A quite rare variant of the Il-22 Coot-B was intercepted by the Royal Air Force Typhoon jets supporting NATO Baltic Air Policing.
According to the UK Ministry of Defence, on May 14, 2019, two Typhoon jets supporting NATO Baltic Air Policing mission from Ämari Air Base, Estonia, were scrambled to intercept two Russian Su-27 Flanker fighter aircraft and one Ilyushin Il-22 (NATO reporting name Coot-B) aircraft that were flying (in international airspace) along the Baltic coast heading towards Kaliningrad.
On the following day, May 15, Typhoon FGR4s were launched again to intercept “another two Su-27 aircraft and an Il-22 and escorted the formation towards Russia” (the public statement seems to suggest different airframes were intercepted on the second day, suggesting a rotation of aircraft deployed to the Kaliningrad Oblast).
These are the first QRA (Quick Reaction Alert) scrambles since the RAF took over the mission from the German Air Force last month and they were pretty much routine. Still, they are worth of note because one the Russian aircraft intercepted by the Typhoons was a particular variant of the baseline Il-22 Bison (Coot-B) Airborne command post (VzKP): the Il-22M11-RT, an upgraded Il-22M11 Zebra equipped with the SURT (Samolotnyi Uzel Re-Translatsii, airborne relay hub) “Sokol” (“Falcon”) radio relay system. This variant can be recognized by two large L-shaped antenna on the upper side of the fuselage.
This kind of aircraft was rarely seen in the Baltic area, at least based on the images frequently released by NATO air forces supporting BAP mission from Lithuania and Estonia. The last time an Il-22M11-RT was intercepted was about 3 years ago:
— Thomas Newdick (@CombatAir) May 18, 2016
Some 11 Il-22M11 (most of those upgraded to the -RT variant) are reportedly in service with the Russian Air Force. In August 2018, RIA Novosti reported that the Russian Air Force will receive five additional Il-22 converted to the Il-22M11 variant. Two planes had to be delivered by November 10, 2019, and three by November 10, 2021, according to the Russian State agency.
Wing Commander Paul ‘Pablo’ O’Grady, who was conducting QRA duty when the first scramble was called, said on the UK MoD webpage:
On 14 May 19 my flight of QRA Typhoons were scrambled on a Baltic Air Policing Mission tasked to intercept and identify an unknown aircraft. Six minutes after take-off from Ämari Air Base, vectored by Estonian fighter controllers, we closed quickly on a Russian IL-22 which was being escorted by two Russian SU-27 fighters.

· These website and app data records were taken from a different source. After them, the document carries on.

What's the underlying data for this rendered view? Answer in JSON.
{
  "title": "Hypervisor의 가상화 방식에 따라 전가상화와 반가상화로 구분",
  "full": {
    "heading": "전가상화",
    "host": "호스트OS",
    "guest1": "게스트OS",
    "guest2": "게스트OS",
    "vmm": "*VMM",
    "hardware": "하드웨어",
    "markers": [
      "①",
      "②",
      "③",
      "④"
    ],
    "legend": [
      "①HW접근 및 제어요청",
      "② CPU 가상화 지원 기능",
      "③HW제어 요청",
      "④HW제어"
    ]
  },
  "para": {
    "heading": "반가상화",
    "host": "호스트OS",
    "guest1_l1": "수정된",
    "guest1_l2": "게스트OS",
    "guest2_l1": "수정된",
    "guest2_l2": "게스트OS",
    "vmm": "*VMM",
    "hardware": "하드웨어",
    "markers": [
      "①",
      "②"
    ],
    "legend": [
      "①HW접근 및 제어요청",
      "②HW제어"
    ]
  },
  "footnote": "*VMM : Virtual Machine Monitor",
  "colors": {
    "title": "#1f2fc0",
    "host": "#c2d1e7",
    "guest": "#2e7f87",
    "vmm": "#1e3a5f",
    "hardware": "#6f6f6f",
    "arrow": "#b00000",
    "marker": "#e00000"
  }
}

Flying alongside the Russian aircraft at a safe distance, myself and my wingman (a United States Airforce Lt Col), ensured that the Russian aircraft were safely escorted around Estonian airspace. The Russian pilots and crews behaved in a professional and calm manner with nothing untoward. We subsequently handed the Russian formation over to the Hungarian QRA that had launched out of Lithuania to continue the escort towards Kaliningrad.